*** Opening Data for this task ***

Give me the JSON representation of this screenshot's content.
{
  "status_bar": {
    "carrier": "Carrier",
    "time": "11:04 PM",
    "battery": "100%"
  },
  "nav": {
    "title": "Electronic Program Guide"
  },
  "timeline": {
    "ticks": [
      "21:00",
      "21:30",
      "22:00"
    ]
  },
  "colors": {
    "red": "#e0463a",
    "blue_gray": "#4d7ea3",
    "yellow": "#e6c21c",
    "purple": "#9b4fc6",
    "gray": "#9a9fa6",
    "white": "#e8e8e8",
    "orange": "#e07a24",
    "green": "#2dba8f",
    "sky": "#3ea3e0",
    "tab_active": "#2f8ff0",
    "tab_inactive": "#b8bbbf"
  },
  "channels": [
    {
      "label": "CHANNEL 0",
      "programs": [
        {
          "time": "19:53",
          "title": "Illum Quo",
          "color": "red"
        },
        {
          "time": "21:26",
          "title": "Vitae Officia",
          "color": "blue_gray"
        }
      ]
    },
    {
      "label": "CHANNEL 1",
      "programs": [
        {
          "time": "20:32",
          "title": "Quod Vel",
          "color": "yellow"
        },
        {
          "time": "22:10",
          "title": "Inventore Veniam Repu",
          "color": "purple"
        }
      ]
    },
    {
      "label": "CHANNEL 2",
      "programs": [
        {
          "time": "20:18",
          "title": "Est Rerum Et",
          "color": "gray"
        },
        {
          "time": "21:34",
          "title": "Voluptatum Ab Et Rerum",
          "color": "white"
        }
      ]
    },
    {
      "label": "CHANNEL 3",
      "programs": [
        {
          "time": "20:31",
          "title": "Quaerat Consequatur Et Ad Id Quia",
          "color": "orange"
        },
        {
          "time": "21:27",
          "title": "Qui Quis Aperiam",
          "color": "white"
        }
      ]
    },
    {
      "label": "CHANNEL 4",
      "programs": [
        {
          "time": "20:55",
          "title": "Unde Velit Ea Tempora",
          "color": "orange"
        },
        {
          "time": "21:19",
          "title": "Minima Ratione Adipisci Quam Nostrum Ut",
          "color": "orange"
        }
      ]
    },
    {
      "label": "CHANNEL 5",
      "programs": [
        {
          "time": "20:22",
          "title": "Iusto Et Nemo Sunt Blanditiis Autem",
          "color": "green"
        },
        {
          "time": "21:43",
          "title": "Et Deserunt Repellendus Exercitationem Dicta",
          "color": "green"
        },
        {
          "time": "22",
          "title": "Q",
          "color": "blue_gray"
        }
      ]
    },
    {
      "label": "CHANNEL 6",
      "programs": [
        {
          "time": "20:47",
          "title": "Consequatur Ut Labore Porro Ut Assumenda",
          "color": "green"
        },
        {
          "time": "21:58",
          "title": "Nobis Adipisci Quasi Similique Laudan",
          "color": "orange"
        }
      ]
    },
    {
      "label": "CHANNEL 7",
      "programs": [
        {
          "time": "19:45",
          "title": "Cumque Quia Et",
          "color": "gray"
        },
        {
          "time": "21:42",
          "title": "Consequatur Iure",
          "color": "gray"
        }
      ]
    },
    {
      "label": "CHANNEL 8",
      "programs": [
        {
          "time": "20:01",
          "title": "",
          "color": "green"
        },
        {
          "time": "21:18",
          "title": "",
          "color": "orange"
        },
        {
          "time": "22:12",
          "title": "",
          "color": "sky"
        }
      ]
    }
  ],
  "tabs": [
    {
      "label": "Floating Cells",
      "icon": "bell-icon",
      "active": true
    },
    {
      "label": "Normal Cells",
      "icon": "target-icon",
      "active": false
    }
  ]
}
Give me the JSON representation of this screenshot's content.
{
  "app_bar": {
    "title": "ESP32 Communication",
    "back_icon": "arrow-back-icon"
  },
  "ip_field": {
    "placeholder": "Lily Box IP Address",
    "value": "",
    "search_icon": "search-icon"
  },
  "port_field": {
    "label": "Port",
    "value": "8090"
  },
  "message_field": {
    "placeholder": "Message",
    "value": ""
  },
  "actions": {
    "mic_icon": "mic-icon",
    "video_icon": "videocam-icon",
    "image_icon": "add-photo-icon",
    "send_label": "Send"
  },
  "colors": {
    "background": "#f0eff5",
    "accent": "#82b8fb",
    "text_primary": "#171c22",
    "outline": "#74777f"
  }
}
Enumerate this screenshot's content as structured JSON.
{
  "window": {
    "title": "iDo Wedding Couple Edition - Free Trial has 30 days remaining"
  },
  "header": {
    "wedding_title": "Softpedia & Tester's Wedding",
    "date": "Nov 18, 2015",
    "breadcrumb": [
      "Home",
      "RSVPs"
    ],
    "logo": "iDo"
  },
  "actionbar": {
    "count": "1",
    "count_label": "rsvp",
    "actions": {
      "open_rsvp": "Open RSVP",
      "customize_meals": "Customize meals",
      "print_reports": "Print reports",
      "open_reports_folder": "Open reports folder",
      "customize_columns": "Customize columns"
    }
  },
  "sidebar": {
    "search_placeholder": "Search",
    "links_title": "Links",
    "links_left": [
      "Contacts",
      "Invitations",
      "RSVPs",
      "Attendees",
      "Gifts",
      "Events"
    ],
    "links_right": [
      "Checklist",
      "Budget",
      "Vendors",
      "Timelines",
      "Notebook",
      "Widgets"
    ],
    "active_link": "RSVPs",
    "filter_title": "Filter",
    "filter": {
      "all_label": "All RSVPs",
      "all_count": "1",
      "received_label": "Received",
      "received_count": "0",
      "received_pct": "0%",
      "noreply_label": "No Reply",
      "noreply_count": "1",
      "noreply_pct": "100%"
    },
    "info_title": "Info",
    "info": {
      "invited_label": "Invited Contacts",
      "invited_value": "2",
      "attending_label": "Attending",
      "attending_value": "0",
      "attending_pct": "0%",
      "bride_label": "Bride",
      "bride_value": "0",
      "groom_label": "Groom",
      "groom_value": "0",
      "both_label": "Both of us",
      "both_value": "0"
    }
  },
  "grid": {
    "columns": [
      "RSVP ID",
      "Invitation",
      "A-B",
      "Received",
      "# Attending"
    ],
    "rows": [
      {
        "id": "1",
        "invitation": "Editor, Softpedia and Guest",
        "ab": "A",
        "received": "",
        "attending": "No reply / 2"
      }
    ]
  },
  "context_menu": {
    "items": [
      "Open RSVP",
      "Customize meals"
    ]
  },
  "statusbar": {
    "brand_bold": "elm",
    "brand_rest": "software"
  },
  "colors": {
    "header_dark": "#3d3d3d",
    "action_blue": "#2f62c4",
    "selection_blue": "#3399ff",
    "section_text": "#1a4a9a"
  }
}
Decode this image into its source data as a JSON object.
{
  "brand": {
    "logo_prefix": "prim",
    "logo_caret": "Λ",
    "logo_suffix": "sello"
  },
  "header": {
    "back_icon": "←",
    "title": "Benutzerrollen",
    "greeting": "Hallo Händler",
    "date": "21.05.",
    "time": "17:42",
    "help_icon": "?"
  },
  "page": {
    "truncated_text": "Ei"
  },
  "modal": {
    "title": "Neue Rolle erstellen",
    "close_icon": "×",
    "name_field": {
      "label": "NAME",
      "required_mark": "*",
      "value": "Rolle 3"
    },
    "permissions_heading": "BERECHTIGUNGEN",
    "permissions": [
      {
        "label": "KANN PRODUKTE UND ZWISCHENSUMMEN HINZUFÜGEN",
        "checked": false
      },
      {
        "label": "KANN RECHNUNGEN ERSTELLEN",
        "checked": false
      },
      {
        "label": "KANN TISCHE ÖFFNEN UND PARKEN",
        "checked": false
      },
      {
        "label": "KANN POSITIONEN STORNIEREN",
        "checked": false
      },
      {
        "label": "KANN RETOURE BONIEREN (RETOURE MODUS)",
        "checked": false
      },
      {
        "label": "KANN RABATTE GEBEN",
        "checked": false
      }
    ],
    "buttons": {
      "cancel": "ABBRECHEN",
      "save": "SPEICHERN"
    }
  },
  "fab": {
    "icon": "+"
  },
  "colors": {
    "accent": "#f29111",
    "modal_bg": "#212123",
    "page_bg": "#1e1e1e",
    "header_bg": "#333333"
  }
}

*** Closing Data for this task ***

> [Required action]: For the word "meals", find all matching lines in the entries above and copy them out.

> [Problem solution]:
      "customize_meals": "Customize meals",
      "Customize meals"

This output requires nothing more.